┌──
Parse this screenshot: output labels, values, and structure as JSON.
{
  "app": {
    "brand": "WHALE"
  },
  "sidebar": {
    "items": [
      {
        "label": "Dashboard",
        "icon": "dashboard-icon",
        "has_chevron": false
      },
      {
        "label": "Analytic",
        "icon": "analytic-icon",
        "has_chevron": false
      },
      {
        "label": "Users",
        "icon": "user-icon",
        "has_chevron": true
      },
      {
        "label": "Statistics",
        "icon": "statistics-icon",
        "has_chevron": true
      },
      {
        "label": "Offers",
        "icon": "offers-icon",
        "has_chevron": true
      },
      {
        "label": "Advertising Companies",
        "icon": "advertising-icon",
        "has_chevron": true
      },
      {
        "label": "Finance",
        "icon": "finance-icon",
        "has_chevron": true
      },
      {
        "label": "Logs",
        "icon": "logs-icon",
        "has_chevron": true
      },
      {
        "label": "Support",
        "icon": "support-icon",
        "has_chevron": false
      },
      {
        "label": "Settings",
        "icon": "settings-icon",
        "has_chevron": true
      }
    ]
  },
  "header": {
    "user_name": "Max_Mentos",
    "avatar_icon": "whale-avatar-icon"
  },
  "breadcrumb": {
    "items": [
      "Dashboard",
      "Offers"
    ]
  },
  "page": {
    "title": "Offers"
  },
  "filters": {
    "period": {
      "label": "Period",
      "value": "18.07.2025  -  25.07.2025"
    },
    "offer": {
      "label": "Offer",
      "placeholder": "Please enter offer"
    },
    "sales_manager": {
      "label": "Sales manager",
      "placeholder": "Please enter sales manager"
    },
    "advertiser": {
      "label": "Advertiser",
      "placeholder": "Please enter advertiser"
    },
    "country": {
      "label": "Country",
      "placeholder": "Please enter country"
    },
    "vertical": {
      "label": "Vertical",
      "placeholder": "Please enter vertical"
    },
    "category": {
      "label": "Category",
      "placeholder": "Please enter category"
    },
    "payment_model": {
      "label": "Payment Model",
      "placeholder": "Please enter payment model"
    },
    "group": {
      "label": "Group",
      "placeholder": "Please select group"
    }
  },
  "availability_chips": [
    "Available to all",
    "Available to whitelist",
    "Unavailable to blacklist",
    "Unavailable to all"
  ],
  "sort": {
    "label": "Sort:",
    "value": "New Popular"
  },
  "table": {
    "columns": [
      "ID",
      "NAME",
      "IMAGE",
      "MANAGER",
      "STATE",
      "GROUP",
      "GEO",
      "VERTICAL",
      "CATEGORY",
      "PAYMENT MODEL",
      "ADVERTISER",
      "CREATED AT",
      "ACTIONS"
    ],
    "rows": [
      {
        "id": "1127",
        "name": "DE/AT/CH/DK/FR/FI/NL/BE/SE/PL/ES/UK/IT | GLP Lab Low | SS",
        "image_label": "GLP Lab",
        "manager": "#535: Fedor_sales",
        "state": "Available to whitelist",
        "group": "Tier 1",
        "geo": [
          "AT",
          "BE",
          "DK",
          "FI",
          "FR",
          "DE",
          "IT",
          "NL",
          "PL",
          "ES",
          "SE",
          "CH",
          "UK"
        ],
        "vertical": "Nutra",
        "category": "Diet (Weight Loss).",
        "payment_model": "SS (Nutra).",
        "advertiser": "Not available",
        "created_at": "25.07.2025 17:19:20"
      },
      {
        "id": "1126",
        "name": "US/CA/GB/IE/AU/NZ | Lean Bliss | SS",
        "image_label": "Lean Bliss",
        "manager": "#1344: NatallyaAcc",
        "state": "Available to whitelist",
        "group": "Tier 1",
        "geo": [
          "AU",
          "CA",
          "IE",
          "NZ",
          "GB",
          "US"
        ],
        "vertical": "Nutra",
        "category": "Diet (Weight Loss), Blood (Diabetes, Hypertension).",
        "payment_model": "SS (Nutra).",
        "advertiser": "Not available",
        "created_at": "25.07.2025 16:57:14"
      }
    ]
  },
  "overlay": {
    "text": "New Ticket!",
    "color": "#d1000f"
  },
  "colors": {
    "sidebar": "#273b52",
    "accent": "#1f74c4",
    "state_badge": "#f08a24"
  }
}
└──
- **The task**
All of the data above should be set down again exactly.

- **Response area**
Parse this screenshot: output labels, values, and structure as JSON.
{
  "app": {
    "brand": "WHALE"
  },
  "sidebar": {
    "items": [
      {
        "label": "Dashboard",
        "icon": "dashboard-icon",
        "has_chevron": false
      },
      {
        "label": "Analytic",
        "icon": "analytic-icon",
        "has_chevron": false
      },
      {
        "label": "Users",
        "icon": "user-icon",
        "has_chevron": true
      },
      {
        "label": "Statistics",
        "icon": "statistics-icon",
        "has_chevron": true
      },
      {
        "label": "Offers",
        "icon": "offers-icon",
        "has_chevron": true
      },
      {
        "label": "Advertising Companies",
        "icon": "advertising-icon",
        "has_chevron": true
      },
      {
        "label": "Finance",
        "icon": "finance-icon",
        "has_chevron": true
      },
      {
        "label": "Logs",
        "icon": "logs-icon",
        "has_chevron": true
      },
      {
        "label": "Support",
        "icon": "support-icon",
        "has_chevron": false
      },
      {
        "label": "Settings",
        "icon": "settings-icon",
        "has_chevron": true
      }
    ]
  },
  "header": {
    "user_name": "Max_Mentos",
    "avatar_icon": "whale-avatar-icon"
  },
  "breadcrumb": {
    "items": [
      "Dashboard",
      "Offers"
    ]
  },
  "page": {
    "title": "Offers"
  },
  "filters": {
    "period": {
      "label": "Period",
      "value": "18.07.2025  -  25.07.2025"
    },
    "offer": {
      "label": "Offer",
      "placeholder": "Please enter offer"
    },
    "sales_manager": {
      "label": "Sales manager",
      "placeholder": "Please enter sales manager"
    },
    "advertiser": {
      "label": "Advertiser",
      "placeholder": "Please enter advertiser"
    },
    "country": {
      "label": "Country",
      "placeholder": "Please enter country"
    },
    "vertical": {
      "label": "Vertical",
      "placeholder": "Please enter vertical"
    },
    "category": {
      "label": "Category",
      "placeholder": "Please enter category"
    },
    "payment_model": {
      "label": "Payment Model",
      "placeholder": "Please enter payment model"
    },
    "group": {
      "label": "Group",
      "placeholder": "Please select group"
    }
  },
  "availability_chips": [
    "Available to all",
    "Available to whitelist",
    "Unavailable to blacklist",
    "Unavailable to all"
  ],
  "sort": {
    "label": "Sort:",
    "value": "New Popular"
  },
  "table": {
    "columns": [
      "ID",
      "NAME",
      "IMAGE",
      "MANAGER",
      "STATE",
      "GROUP",
      "GEO",
      "VERTICAL",
      "CATEGORY",
      "PAYMENT MODEL",
      "ADVERTISER",
      "CREATED AT",
      "ACTIONS"
    ],
    "rows": [
      {
        "id": "1127",
        "name": "DE/AT/CH/DK/FR/FI/NL/BE/SE/PL/ES/UK/IT | GLP Lab Low | SS",
        "image_label": "GLP Lab",
        "manager": "#535: Fedor_sales",
        "state": "Available to whitelist",
        "group": "Tier 1",
        "geo": [
          "AT",
          "BE",
          "DK",
          "FI",
          "FR",
          "DE",
          "IT",
          "NL",
          "PL",
          "ES",
          "SE",
          "CH",
          "UK"
        ],
        "vertical": "Nutra",
        "category": "Diet (Weight Loss).",
        "payment_model": "SS (Nutra).",
        "advertiser": "Not available",
        "created_at": "25.07.2025 17:19:20"
      },
      {
        "id": "1126",
        "name": "US/CA/GB/IE/AU/NZ | Lean Bliss | SS",
        "image_label": "Lean Bliss",
        "manager": "#1344: NatallyaAcc",
        "state": "Available to whitelist",
        "group": "Tier 1",
        "geo": [
          "AU",
          "CA",
          "IE",
          "NZ",
          "GB",
          "US"
        ],
        "vertical": "Nutra",
        "category": "Diet (Weight Loss), Blood (Diabetes, Hypertension).",
        "payment_model": "SS (Nutra).",
        "advertiser": "Not available",
        "created_at": "25.07.2025 16:57:14"
      }
    ]
  },
  "overlay": {
    "text": "New Ticket!",
    "color": "#d1000f"
  },
  "colors": {
    "sidebar": "#273b52",
    "accent": "#1f74c4",
    "state_badge": "#f08a24"
  }
}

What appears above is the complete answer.